- ASSIGNED TASK: Reproduce the whole listing below exactly.

--- START ---

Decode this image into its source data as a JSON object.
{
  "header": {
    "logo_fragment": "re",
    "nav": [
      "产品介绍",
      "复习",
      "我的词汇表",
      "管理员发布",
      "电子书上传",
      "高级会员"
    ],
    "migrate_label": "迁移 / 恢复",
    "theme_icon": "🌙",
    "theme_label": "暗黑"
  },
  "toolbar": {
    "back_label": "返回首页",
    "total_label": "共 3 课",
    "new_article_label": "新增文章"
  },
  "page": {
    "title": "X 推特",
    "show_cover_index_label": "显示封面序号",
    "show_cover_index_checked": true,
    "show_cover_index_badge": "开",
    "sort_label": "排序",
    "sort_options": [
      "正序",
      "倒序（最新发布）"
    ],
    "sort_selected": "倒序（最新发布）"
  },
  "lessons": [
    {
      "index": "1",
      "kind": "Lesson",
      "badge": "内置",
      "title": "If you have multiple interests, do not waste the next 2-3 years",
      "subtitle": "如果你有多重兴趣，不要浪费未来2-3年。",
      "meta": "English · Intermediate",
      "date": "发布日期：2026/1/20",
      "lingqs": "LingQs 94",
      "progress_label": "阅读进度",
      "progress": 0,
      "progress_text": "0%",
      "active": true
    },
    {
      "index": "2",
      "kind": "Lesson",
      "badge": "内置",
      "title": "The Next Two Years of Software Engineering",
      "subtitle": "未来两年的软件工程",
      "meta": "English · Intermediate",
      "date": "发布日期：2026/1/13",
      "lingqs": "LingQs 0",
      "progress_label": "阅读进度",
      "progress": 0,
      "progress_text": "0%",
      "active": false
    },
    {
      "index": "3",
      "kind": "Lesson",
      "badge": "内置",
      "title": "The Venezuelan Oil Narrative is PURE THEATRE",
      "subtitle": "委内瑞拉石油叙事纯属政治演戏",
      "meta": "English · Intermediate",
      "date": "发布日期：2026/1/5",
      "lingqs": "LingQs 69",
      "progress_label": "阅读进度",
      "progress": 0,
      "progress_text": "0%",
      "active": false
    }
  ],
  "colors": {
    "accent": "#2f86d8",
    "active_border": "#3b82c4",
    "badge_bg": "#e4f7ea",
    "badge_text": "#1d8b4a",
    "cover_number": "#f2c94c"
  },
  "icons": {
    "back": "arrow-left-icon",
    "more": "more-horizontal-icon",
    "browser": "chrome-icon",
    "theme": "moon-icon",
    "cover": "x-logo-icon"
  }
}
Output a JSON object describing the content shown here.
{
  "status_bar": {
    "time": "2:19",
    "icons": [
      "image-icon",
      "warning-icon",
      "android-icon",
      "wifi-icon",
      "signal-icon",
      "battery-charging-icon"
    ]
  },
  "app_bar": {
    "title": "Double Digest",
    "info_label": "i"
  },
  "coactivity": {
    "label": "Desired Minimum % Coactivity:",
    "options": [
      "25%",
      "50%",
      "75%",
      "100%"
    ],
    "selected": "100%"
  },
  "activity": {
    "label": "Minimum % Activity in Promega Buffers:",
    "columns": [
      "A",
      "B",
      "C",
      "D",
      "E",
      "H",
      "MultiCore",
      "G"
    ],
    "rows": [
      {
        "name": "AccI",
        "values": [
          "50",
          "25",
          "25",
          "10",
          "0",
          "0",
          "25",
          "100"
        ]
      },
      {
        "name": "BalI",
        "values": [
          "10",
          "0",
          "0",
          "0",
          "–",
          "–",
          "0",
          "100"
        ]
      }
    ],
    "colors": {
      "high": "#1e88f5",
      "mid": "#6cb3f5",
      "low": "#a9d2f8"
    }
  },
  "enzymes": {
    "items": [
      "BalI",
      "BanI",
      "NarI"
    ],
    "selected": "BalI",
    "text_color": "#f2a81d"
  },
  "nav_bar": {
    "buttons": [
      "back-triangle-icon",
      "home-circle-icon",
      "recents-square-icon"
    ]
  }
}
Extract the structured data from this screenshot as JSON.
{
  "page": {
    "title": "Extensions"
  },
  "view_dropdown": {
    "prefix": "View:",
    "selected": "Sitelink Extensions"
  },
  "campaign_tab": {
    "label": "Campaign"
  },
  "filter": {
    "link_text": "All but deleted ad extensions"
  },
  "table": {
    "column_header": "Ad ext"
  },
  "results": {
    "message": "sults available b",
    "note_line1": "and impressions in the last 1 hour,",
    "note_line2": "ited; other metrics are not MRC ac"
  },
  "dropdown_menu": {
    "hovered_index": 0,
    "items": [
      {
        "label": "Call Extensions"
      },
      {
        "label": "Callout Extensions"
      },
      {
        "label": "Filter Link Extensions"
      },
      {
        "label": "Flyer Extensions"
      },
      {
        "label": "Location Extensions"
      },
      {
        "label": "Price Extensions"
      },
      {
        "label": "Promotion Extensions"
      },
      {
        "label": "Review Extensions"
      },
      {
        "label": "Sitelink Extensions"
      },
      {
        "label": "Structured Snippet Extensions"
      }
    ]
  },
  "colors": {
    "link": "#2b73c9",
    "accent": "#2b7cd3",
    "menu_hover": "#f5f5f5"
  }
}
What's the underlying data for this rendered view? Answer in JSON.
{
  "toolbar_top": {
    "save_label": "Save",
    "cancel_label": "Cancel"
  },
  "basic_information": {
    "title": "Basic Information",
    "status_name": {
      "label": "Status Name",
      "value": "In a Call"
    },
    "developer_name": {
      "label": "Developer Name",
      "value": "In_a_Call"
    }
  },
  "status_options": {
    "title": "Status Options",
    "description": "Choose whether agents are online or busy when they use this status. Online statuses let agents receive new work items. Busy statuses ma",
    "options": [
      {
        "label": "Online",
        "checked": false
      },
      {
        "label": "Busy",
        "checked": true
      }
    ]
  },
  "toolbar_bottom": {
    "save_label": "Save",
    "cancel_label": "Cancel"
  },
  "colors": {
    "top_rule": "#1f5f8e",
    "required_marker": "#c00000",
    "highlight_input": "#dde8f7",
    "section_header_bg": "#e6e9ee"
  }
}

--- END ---

- RESPONSE BOX:
Decode this image into its source data as a JSON object.
{
  "header": {
    "logo_fragment": "re",
    "nav": [
      "产品介绍",
      "复习",
      "我的词汇表",
      "管理员发布",
      "电子书上传",
      "高级会员"
    ],
    "migrate_label": "迁移 / 恢复",
    "theme_icon": "🌙",
    "theme_label": "暗黑"
  },
  "toolbar": {
    "back_label": "返回首页",
    "total_label": "共 3 课",
    "new_article_label": "新增文章"
  },
  "page": {
    "title": "X 推特",
    "show_cover_index_label": "显示封面序号",
    "show_cover_index_checked": true,
    "show_cover_index_badge": "开",
    "sort_label": "排序",
    "sort_options": [
      "正序",
      "倒序（最新发布）"
    ],
    "sort_selected": "倒序（最新发布）"
  },
  "lessons": [
    {
      "index": "1",
      "kind": "Lesson",
      "badge": "内置",
      "title": "If you have multiple interests, do not waste the next 2-3 years",
      "subtitle": "如果你有多重兴趣，不要浪费未来2-3年。",
      "meta": "English · Intermediate",
      "date": "发布日期：2026/1/20",
      "lingqs": "LingQs 94",
      "progress_label": "阅读进度",
      "progress": 0,
      "progress_text": "0%",
      "active": true
    },
    {
      "index": "2",
      "kind": "Lesson",
      "badge": "内置",
      "title": "The Next Two Years of Software Engineering",
      "subtitle": "未来两年的软件工程",
      "meta": "English · Intermediate",
      "date": "发布日期：2026/1/13",
      "lingqs": "LingQs 0",
      "progress_label": "阅读进度",
      "progress": 0,
      "progress_text": "0%",
      "active": false
    },
    {
      "index": "3",
      "kind": "Lesson",
      "badge": "内置",
      "title": "The Venezuelan Oil Narrative is PURE THEATRE",
      "subtitle": "委内瑞拉石油叙事纯属政治演戏",
      "meta": "English · Intermediate",
      "date": "发布日期：2026/1/5",
      "lingqs": "LingQs 69",
      "progress_label": "阅读进度",
      "progress": 0,
      "progress_text": "0%",
      "active": false
    }
  ],
  "colors": {
    "accent": "#2f86d8",
    "active_border": "#3b82c4",
    "badge_bg": "#e4f7ea",
    "badge_text": "#1d8b4a",
    "cover_number": "#f2c94c"
  },
  "icons": {
    "back": "arrow-left-icon",
    "more": "more-horizontal-icon",
    "browser": "chrome-icon",
    "theme": "moon-icon",
    "cover": "x-logo-icon"
  }
}
Output a JSON object describing the content shown here.
{
  "status_bar": {
    "time": "2:19",
    "icons": [
      "image-icon",
      "warning-icon",
      "android-icon",
      "wifi-icon",
      "signal-icon",
      "battery-charging-icon"
    ]
  },
  "app_bar": {
    "title": "Double Digest",
    "info_label": "i"
  },
  "coactivity": {
    "label": "Desired Minimum % Coactivity:",
    "options": [
      "25%",
      "50%",
      "75%",
      "100%"
    ],
    "selected": "100%"
  },
  "activity": {
    "label": "Minimum % Activity in Promega Buffers:",
    "columns": [
      "A",
      "B",
      "C",
      "D",
      "E",
      "H",
      "MultiCore",
      "G"
    ],
    "rows": [
      {
        "name": "AccI",
        "values": [
          "50",
          "25",
          "25",
          "10",
          "0",
          "0",
          "25",
          "100"
        ]
      },
      {
        "name": "BalI",
        "values": [
          "10",
          "0",
          "0",
          "0",
          "–",
          "–",
          "0",
          "100"
        ]
      }
    ],
    "colors": {
      "high": "#1e88f5",
      "mid": "#6cb3f5",
      "low": "#a9d2f8"
    }
  },
  "enzymes": {
    "items": [
      "BalI",
      "BanI",
      "NarI"
    ],
    "selected": "BalI",
    "text_color": "#f2a81d"
  },
  "nav_bar": {
    "buttons": [
      "back-triangle-icon",
      "home-circle-icon",
      "recents-square-icon"
    ]
  }
}
Extract the structured data from this screenshot as JSON.
{
  "page": {
    "title": "Extensions"
  },
  "view_dropdown": {
    "prefix": "View:",
    "selected": "Sitelink Extensions"
  },
  "campaign_tab": {
    "label": "Campaign"
  },
  "filter": {
    "link_text": "All but deleted ad extensions"
  },
  "table": {
    "column_header": "Ad ext"
  },
  "results": {
    "message": "sults available b",
    "note_line1": "and impressions in the last 1 hour,",
    "note_line2": "ited; other metrics are not MRC ac"
  },
  "dropdown_menu": {
    "hovered_index": 0,
    "items": [
      {
        "label": "Call Extensions"
      },
      {
        "label": "Callout Extensions"
      },
      {
        "label": "Filter Link Extensions"
      },
      {
        "label": "Flyer Extensions"
      },
      {
        "label": "Location Extensions"
      },
      {
        "label": "Price Extensions"
      },
      {
        "label": "Promotion Extensions"
      },
      {
        "label": "Review Extensions"
      },
      {
        "label": "Sitelink Extensions"
      },
      {
        "label": "Structured Snippet Extensions"
      }
    ]
  },
  "colors": {
    "link": "#2b73c9",
    "accent": "#2b7cd3",
    "menu_hover": "#f5f5f5"
  }
}
What's the underlying data for this rendered view? Answer in JSON.
{
  "toolbar_top": {
    "save_label": "Save",
    "cancel_label": "Cancel"
  },
  "basic_information": {
    "title": "Basic Information",
    "status_name": {
      "label": "Status Name",
      "value": "In a Call"
    },
    "developer_name": {
      "label": "Developer Name",
      "value": "In_a_Call"
    }
  },
  "status_options": {
    "title": "Status Options",
    "description": "Choose whether agents are online or busy when they use this status. Online statuses let agents receive new work items. Busy statuses ma",
    "options": [
      {
        "label": "Online",
        "checked": false
      },
      {
        "label": "Busy",
        "checked": true
      }
    ]
  },
  "toolbar_bottom": {
    "save_label": "Save",
    "cancel_label": "Cancel"
  },
  "colors": {
    "top_rule": "#1f5f8e",
    "required_marker": "#c00000",
    "highlight_input": "#dde8f7",
    "section_header_bg": "#e6e9ee"
  }
}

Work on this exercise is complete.